Our ECMO team is available 24 hours a day for professional consultation, patient transport and provision of ECMO. For neonatal referrals, call 612-813-6295. For pediatric referrals, call 612-813-6266. Read more about our ECMO services:

Meet the team

The ECMO (extracorporeal membrane oxygenation) team at Children's has decades of experience treating the sickest babies, children and teens. During your child's ECMO treatment, we take many steps to promote healing and prevent complications. These steps include using multiple pieces of monitoring equipment; performing blood tests and X-rays; and, in most cases, giving medication that prevents blood clotting. We'll keep you informed every step of the way, and we always welcome your involvement and questions.

Conditions and Services

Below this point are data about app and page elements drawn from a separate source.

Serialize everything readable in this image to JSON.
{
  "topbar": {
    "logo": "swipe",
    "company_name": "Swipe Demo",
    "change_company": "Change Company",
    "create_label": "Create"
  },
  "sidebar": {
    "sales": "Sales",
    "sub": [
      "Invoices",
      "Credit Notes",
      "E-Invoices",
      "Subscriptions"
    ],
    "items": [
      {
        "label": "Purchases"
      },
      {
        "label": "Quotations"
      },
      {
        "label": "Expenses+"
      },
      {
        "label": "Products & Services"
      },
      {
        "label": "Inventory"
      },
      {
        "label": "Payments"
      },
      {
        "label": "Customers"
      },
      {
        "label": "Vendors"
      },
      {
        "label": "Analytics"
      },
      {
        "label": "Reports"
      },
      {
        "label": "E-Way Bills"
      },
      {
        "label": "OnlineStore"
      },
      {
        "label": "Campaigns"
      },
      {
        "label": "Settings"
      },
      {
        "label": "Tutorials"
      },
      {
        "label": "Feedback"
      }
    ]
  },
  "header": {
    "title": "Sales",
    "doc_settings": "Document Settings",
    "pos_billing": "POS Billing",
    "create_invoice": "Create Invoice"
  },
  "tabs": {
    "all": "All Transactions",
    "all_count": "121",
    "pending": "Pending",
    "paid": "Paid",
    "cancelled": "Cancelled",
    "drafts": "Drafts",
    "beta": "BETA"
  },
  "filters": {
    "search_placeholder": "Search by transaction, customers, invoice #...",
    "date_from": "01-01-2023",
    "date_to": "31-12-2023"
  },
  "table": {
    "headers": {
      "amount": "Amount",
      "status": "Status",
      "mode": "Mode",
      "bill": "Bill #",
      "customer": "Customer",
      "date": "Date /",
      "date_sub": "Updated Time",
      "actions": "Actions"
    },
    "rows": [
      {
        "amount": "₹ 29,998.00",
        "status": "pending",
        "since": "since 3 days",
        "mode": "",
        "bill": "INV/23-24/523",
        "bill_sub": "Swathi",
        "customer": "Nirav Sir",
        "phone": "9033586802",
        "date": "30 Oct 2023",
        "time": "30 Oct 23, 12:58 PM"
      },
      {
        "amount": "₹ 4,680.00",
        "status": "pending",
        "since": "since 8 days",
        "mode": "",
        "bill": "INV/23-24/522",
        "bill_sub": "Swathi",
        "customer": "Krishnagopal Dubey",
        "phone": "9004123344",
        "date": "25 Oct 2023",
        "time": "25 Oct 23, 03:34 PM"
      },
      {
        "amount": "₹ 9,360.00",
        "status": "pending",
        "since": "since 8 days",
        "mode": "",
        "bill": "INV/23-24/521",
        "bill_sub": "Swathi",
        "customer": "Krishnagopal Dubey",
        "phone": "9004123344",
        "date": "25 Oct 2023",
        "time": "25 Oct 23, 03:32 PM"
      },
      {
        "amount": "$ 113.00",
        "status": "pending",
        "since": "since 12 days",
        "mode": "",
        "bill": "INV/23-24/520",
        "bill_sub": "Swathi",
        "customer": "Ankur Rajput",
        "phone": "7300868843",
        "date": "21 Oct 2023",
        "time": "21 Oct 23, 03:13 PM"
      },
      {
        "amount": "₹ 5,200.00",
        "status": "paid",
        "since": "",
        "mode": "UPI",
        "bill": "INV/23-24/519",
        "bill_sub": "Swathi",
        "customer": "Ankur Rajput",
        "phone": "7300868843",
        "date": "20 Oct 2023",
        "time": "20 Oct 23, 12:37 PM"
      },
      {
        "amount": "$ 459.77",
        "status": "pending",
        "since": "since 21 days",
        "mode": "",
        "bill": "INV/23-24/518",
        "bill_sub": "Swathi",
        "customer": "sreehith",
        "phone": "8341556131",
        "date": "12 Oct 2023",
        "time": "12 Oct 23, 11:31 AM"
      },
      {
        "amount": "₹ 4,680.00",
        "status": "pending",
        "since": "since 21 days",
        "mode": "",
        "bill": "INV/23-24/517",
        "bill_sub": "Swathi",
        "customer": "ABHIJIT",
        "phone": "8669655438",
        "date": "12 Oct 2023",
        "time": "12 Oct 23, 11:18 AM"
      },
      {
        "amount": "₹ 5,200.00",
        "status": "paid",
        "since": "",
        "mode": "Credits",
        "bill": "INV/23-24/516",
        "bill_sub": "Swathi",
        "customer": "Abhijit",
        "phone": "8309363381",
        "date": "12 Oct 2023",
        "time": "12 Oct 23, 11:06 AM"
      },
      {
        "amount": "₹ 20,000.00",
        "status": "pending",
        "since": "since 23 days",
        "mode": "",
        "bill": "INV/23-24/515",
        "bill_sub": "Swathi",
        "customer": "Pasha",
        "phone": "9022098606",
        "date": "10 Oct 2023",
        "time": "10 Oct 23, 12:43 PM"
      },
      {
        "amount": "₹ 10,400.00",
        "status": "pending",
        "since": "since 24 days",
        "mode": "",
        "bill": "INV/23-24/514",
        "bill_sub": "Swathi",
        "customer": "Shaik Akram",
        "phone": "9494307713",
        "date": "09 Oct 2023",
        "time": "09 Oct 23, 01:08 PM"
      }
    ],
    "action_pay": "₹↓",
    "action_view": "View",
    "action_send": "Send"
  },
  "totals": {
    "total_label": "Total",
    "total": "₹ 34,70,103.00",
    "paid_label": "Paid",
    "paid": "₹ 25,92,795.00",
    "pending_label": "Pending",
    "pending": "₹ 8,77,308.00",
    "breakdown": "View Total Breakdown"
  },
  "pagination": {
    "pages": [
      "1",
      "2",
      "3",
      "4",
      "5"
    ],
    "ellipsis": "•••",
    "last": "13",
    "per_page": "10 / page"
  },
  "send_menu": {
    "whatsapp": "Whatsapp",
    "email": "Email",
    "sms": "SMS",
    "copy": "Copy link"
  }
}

If your child's heart and lungs aren't working, the first treatments typically include medicines and a ventilator — a machine to help your child breathe, which is connected to a breathing tube placed in your child's windpipe. Sometimes, however, those treatments alone aren't enough. That's when ECMO (extracorporeal membrane oxygenation) may be considered, depending on your child's health and needs.

Extracorporeal Membrane Oxygenation

ECMO (extracorporeal membrane oxygenation) is a lifesaving treatment for the most critically ill babies, children and teens. When your child's heart or lungs are unable to do their jobs, ECMO can take over temporarily with a mechanical blood pump and artificial lung. The treatment keeps blood flowing and carrying vital oxygen while your child's body has a chance to recover.